The Daily Pennsylvanian is a student-run nonprofit.

Please support us by disabling your ad blocker on our site.

With a Pennsylvania voter registration deadline of midnight tonight, groups spent the weekend adding as many students as possible to the state’s voter rolls.

Penn Leads the Vote Executive Co-Director and College senior Jared Fries estimated that between PLTV and Penn Democrats, the two groups have registered about 1,300 students as of a week ago. In addition to the 1,800 already registered students, Fries said, there should be about twice the number of registered students this year, compared to the 1,521 students who voted in 2006’s midterm election.

“PLTV will be all over the place on Locust tomorrow getting people to register,” Fries said, adding that students of Political Science professor John DiIulio’s “Introduction to American Politics” have helped PLTV as “liaisons,” visiting organizational meetings — such as the Undergraduate Assembly’s last night — and reminding them to vote.

PLTV members will deliver registration forms filed before midnight to election officials, according to Fox Leadership Director Joseph Tierney.

According to Colin Hicks, the Pennsylvania State Coordinator for non-partisan youth mobilizer Rock the Vote, the number of groups registering voters means Penn is “well covered.”

Rock the Vote’s presence at Penn included “tabling, going to events like football games, doing voter registrations and having people pledge to vote,” Hicks said, adding that after the registration deadline, Rock the Vote will shift gears toward increasing voter turnout, such as hosting Trick or Vote on Oct. 31.

Fries said in 2008, 89.6 percent of students registered showed up for the polls, “which is enormous, compared to the national average for voters our age.”

According to data from Tufts University’s Center for Information and Research on Civic Learning and Engagement, which studies youth voting trends, 62.1 percent of 18- to 29-year-olds with college experience voted in 2008.

Fries, however, distinguished between midterm and presidential election years — the latter of which historically draw higher voter turnout across all age groups.

“While 2008 was a very important Presidential election and this is a midterm election, I’m confident Penn students will still perform above the national average,” Fries said.

DiIulio agreed with that sentiment, explaining that voter registration is the first step to higher turnout.
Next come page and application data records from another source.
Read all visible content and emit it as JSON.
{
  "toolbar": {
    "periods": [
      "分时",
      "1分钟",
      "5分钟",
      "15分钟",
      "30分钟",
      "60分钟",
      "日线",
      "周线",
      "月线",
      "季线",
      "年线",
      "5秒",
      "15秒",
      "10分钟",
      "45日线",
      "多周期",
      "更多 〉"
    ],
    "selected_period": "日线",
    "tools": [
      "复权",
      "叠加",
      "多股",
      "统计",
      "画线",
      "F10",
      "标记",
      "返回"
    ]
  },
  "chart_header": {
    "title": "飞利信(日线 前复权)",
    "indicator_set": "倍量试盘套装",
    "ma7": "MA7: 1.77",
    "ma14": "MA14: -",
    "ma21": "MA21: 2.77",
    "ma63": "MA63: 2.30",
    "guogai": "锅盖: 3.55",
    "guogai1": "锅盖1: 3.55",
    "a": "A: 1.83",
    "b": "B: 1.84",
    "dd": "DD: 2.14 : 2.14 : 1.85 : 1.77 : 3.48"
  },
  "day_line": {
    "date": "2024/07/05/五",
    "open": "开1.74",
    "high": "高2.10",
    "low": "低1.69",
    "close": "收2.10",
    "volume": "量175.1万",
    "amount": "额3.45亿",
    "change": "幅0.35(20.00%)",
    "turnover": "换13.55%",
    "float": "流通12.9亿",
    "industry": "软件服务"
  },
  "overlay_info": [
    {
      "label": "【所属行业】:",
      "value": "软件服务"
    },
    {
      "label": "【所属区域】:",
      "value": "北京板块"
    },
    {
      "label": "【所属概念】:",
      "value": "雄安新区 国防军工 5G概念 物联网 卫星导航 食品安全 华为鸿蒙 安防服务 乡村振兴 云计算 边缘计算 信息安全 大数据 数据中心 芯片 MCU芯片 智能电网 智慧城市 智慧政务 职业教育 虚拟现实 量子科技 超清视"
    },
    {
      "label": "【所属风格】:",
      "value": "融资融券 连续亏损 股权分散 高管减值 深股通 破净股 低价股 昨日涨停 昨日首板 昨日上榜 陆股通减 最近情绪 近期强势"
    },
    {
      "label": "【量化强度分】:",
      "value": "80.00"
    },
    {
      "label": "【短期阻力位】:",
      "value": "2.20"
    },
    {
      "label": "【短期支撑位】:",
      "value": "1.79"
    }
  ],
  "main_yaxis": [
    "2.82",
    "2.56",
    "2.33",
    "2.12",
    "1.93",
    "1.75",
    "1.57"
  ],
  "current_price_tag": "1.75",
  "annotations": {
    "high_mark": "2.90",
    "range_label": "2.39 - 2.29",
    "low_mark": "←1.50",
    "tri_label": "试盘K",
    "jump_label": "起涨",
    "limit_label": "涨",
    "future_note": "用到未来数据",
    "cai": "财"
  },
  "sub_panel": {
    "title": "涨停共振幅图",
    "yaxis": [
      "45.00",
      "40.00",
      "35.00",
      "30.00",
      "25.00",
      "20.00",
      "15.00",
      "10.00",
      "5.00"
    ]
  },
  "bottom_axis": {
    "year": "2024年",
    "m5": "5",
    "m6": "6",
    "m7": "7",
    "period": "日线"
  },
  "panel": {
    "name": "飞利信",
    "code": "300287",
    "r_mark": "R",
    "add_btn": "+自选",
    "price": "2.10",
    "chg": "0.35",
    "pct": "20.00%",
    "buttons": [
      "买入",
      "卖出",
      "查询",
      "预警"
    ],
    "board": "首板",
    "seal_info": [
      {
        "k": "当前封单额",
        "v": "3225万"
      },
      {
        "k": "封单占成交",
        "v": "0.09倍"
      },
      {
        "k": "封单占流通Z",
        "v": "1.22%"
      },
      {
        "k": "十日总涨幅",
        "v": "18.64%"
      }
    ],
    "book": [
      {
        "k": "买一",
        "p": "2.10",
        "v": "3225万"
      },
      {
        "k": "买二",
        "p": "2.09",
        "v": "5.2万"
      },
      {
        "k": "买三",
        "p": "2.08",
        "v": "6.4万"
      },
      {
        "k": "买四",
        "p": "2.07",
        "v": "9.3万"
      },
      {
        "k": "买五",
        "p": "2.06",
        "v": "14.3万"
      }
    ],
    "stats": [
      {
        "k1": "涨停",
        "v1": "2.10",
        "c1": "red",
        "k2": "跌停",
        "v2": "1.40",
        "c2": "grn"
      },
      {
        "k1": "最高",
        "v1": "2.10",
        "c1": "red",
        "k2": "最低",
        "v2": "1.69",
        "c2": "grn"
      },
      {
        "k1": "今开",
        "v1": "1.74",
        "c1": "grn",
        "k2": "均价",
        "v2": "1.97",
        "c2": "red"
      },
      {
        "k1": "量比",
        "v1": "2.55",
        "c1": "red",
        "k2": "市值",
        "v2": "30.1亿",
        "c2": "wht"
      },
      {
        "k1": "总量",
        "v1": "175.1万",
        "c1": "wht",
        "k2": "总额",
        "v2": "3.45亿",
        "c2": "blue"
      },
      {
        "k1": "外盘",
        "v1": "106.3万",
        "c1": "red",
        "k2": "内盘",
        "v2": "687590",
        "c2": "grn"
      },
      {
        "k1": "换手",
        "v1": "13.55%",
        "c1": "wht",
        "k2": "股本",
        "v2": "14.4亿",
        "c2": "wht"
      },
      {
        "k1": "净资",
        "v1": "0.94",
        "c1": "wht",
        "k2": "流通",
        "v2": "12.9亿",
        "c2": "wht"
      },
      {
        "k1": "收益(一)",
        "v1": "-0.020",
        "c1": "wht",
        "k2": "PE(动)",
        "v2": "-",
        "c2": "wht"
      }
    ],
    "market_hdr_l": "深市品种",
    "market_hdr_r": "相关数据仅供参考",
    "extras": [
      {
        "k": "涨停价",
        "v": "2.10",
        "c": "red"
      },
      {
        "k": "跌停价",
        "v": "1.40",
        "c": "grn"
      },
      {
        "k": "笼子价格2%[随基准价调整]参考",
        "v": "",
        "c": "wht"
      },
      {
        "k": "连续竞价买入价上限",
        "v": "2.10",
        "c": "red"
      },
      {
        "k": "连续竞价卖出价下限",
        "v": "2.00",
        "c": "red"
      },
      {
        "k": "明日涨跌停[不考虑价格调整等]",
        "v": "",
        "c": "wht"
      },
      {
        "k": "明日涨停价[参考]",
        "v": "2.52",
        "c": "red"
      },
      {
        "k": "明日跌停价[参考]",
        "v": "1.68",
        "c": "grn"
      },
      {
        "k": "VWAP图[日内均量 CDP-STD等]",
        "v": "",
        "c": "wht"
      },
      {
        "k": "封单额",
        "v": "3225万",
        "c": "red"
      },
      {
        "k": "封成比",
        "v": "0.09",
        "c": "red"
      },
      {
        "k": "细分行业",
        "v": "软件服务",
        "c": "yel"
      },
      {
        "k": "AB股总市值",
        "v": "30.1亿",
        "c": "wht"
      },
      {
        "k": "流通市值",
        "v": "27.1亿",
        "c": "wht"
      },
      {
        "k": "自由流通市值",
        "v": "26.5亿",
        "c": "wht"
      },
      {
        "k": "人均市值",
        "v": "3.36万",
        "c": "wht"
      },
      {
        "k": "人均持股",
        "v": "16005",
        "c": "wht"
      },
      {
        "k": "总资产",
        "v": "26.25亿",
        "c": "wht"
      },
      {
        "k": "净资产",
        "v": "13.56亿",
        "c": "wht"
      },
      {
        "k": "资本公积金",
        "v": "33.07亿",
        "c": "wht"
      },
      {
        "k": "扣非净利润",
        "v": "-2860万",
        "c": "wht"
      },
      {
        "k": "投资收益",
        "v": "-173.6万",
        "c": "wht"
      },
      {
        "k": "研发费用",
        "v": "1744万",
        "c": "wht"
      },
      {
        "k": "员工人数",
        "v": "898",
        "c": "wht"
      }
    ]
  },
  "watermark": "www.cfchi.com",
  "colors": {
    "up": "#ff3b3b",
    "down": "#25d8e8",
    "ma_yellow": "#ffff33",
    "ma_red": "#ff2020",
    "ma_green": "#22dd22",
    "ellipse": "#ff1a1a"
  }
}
“Getting out the vote requires not just exhortation but perspiration, information, Election Day work at the polls, and up close-outreach,” Dilulio wrote in an e-mail, adding that “on our great campus, I’m betting that Penn Leads the Vote and others will ‘do it again in 2010.’”

Comments powered by Disqus

Please note All comments are eligible for publication in The Daily Pennsylvanian.